## WORK TASK
Using the data below, return every line that holds the word "gmail".

## DATASET EXCERPTS
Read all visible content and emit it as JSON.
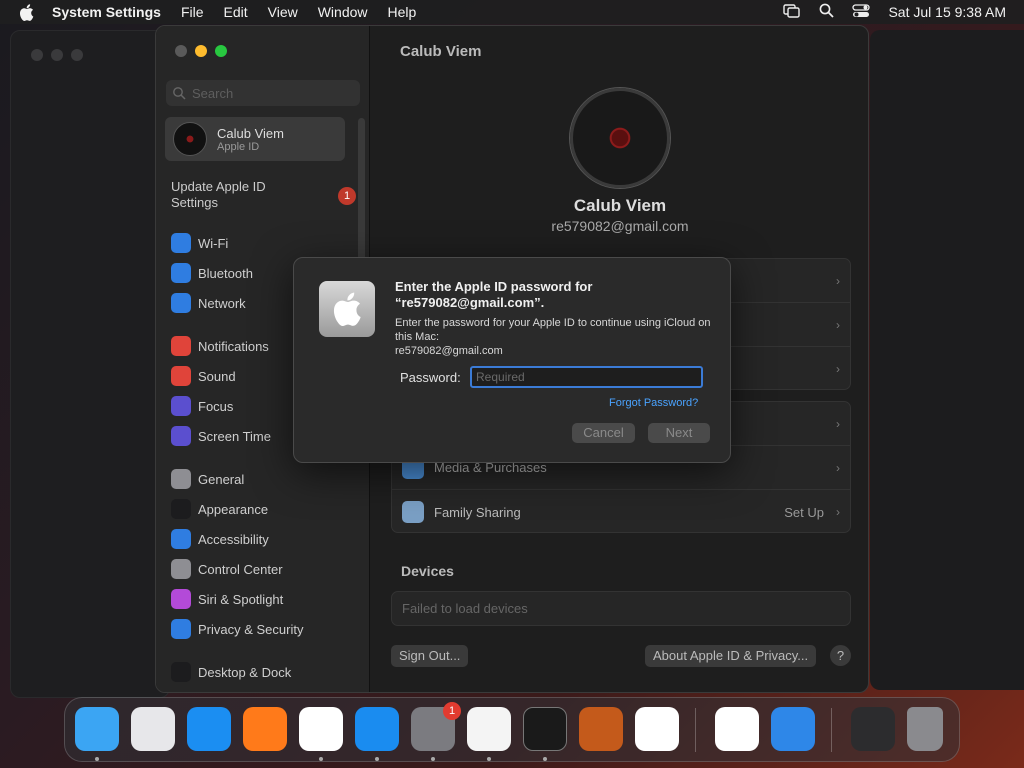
{
  "menubar": {
    "app_name": "System Settings",
    "items": [
      "File",
      "Edit",
      "View",
      "Window",
      "Help"
    ],
    "clock": "Sat Jul 15  9:38 AM"
  },
  "sidebar": {
    "search_placeholder": "Search",
    "profile": {
      "name": "Calub Viem",
      "sub": "Apple ID"
    },
    "update": {
      "label": "Update Apple ID Settings",
      "badge": "1"
    },
    "groups": [
      [
        {
          "label": "Wi-Fi",
          "icon": "wifi-icon",
          "color": "#2f7de1"
        },
        {
          "label": "Bluetooth",
          "icon": "bluetooth-icon",
          "color": "#2f7de1"
        },
        {
          "label": "Network",
          "icon": "globe-icon",
          "color": "#2f7de1"
        }
      ],
      [
        {
          "label": "Notifications",
          "icon": "bell-icon",
          "color": "#e0443a"
        },
        {
          "label": "Sound",
          "icon": "speaker-icon",
          "color": "#e0443a"
        },
        {
          "label": "Focus",
          "icon": "moon-icon",
          "color": "#5b4fcf"
        },
        {
          "label": "Screen Time",
          "icon": "hourglass-icon",
          "color": "#5b4fcf"
        }
      ],
      [
        {
          "label": "General",
          "icon": "gear-icon",
          "color": "#8e8e93"
        },
        {
          "label": "Appearance",
          "icon": "appearance-icon",
          "color": "#1c1c1e"
        },
        {
          "label": "Accessibility",
          "icon": "accessibility-icon",
          "color": "#2f7de1"
        },
        {
          "label": "Control Center",
          "icon": "control-center-icon",
          "color": "#8e8e93"
        },
        {
          "label": "Siri & Spotlight",
          "icon": "siri-icon",
          "color": "#b34ad8"
        },
        {
          "label": "Privacy & Security",
          "icon": "hand-icon",
          "color": "#2f7de1"
        }
      ],
      [
        {
          "label": "Desktop & Dock",
          "icon": "dock-icon",
          "color": "#1c1c1e"
        }
      ]
    ]
  },
  "content": {
    "title": "Calub Viem",
    "name": "Calub Viem",
    "email": "re579082@gmail.com",
    "rows_group2": [
      {
        "label": "Media & Purchases",
        "right": ""
      },
      {
        "label": "Family Sharing",
        "right": "Set Up"
      }
    ],
    "devices_title": "Devices",
    "devices_msg": "Failed to load devices",
    "sign_out": "Sign Out...",
    "about": "About Apple ID & Privacy...",
    "help": "?"
  },
  "dialog": {
    "title": "Enter the Apple ID password for “re579082@gmail.com”.",
    "message": "Enter the password for your Apple ID to continue using iCloud on this Mac:",
    "message_email": "re579082@gmail.com",
    "password_label": "Password:",
    "password_placeholder": "Required",
    "forgot": "Forgot Password?",
    "cancel": "Cancel",
    "next": "Next"
  },
  "dock": {
    "apps": [
      {
        "name": "finder",
        "color": "#3ba5f3"
      },
      {
        "name": "launchpad",
        "color": "#e7e7ea"
      },
      {
        "name": "safari",
        "color": "#1b8ef2"
      },
      {
        "name": "firefox",
        "color": "#ff7a1a"
      },
      {
        "name": "chrome",
        "color": "#ffffff"
      },
      {
        "name": "app-store",
        "color": "#1a8cf0"
      },
      {
        "name": "system-settings",
        "color": "#7b7b80",
        "badge": "1"
      },
      {
        "name": "textedit",
        "color": "#f4f4f4"
      },
      {
        "name": "terminal",
        "color": "#1a1a1a"
      },
      {
        "name": "garageband",
        "color": "#c45a1b"
      },
      {
        "name": "vscode",
        "color": "#ffffff"
      },
      {
        "name": "visual-studio",
        "color": "#ffffff"
      },
      {
        "name": "weather",
        "color": "#2e87e8"
      },
      {
        "name": "chrome-window",
        "color": "#2c2c2e"
      },
      {
        "name": "trash",
        "color": "#8a8a8e"
      }
    ]
  }
}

## TASK OUTPUT
    "email": "re579082@gmail.com",
    "title": "Enter the Apple ID password for “re579082@gmail.com”.",
    "message_email": "re579082@gmail.com",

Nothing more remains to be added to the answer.